** Data extract **
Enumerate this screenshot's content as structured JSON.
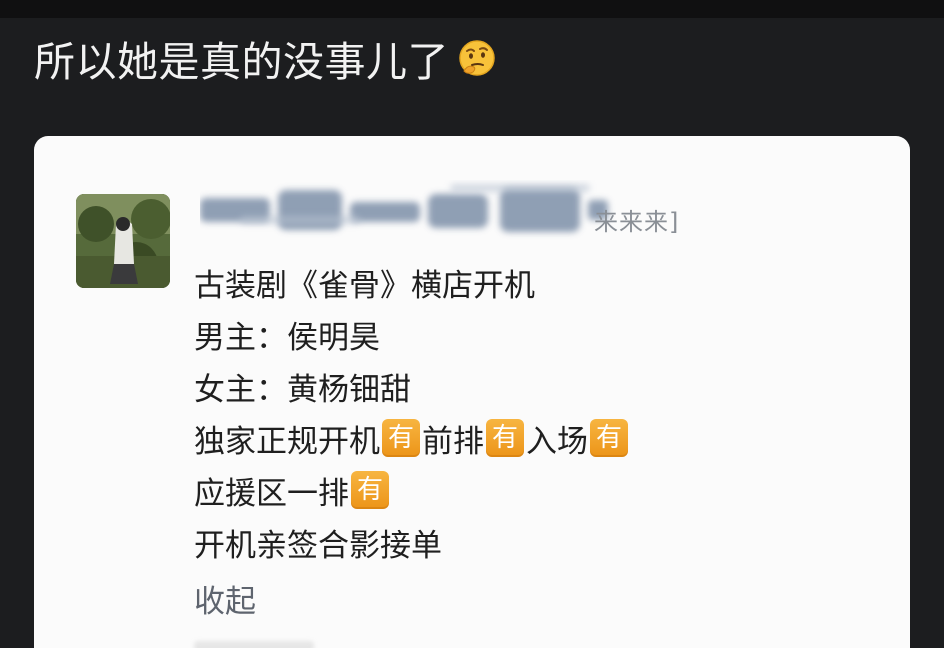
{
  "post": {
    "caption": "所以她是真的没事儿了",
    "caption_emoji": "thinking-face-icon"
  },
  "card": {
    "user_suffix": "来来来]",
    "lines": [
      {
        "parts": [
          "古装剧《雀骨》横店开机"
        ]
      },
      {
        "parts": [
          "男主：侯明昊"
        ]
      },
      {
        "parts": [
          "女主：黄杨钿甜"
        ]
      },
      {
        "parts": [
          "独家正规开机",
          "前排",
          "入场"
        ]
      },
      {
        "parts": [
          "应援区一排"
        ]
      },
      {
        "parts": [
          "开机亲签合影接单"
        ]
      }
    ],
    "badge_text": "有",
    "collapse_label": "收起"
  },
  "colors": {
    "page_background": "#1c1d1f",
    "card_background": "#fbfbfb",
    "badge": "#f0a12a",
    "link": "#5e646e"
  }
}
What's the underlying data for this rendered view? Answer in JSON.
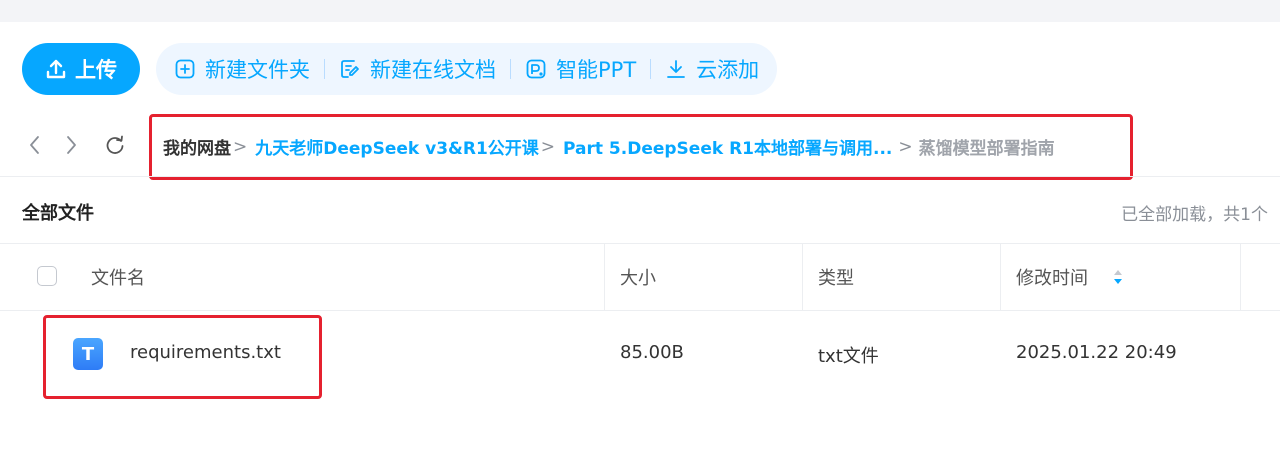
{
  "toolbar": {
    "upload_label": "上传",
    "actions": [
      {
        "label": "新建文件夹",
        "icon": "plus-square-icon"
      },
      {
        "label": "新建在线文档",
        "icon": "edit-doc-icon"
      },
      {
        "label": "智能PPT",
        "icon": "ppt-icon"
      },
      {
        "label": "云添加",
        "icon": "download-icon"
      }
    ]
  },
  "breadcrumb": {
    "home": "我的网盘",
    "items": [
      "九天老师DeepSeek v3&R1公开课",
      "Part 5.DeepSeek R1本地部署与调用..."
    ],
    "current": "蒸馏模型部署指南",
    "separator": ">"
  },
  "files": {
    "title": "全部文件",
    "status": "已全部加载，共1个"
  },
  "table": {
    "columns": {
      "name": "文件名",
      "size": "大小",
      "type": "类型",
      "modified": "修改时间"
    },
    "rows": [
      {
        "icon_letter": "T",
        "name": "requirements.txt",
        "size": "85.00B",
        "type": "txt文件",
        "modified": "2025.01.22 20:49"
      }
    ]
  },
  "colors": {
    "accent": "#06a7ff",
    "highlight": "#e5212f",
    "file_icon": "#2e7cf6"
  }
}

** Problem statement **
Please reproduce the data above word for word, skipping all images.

** Output below **
Enumerate this screenshot's content as structured JSON.
{
  "post": {
    "caption": "所以她是真的没事儿了",
    "caption_emoji": "thinking-face-icon"
  },
  "card": {
    "user_suffix": "来来来]",
    "lines": [
      {
        "parts": [
          "古装剧《雀骨》横店开机"
        ]
      },
      {
        "parts": [
          "男主：侯明昊"
        ]
      },
      {
        "parts": [
          "女主：黄杨钿甜"
        ]
      },
      {
        "parts": [
          "独家正规开机",
          "前排",
          "入场"
        ]
      },
      {
        "parts": [
          "应援区一排"
        ]
      },
      {
        "parts": [
          "开机亲签合影接单"
        ]
      }
    ],
    "badge_text": "有",
    "collapse_label": "收起"
  },
  "colors": {
    "page_background": "#1c1d1f",
    "card_background": "#fbfbfb",
    "badge": "#f0a12a",
    "link": "#5e646e"
  }
}
What's the underlying data for this rendered view? Answer in JSON.
{
  "toolbar": {
    "upload_label": "上传",
    "actions": [
      {
        "label": "新建文件夹",
        "icon": "plus-square-icon"
      },
      {
        "label": "新建在线文档",
        "icon": "edit-doc-icon"
      },
      {
        "label": "智能PPT",
        "icon": "ppt-icon"
      },
      {
        "label": "云添加",
        "icon": "download-icon"
      }
    ]
  },
  "breadcrumb": {
    "home": "我的网盘",
    "items": [
      "九天老师DeepSeek v3&R1公开课",
      "Part 5.DeepSeek R1本地部署与调用..."
    ],
    "current": "蒸馏模型部署指南",
    "separator": ">"
  },
  "files": {
    "title": "全部文件",
    "status": "已全部加载，共1个"
  },
  "table": {
    "columns": {
      "name": "文件名",
      "size": "大小",
      "type": "类型",
      "modified": "修改时间"
    },
    "rows": [
      {
        "icon_letter": "T",
        "name": "requirements.txt",
        "size": "85.00B",
        "type": "txt文件",
        "modified": "2025.01.22 20:49"
      }
    ]
  },
  "colors": {
    "accent": "#06a7ff",
    "highlight": "#e5212f",
    "file_icon": "#2e7cf6"
  }
}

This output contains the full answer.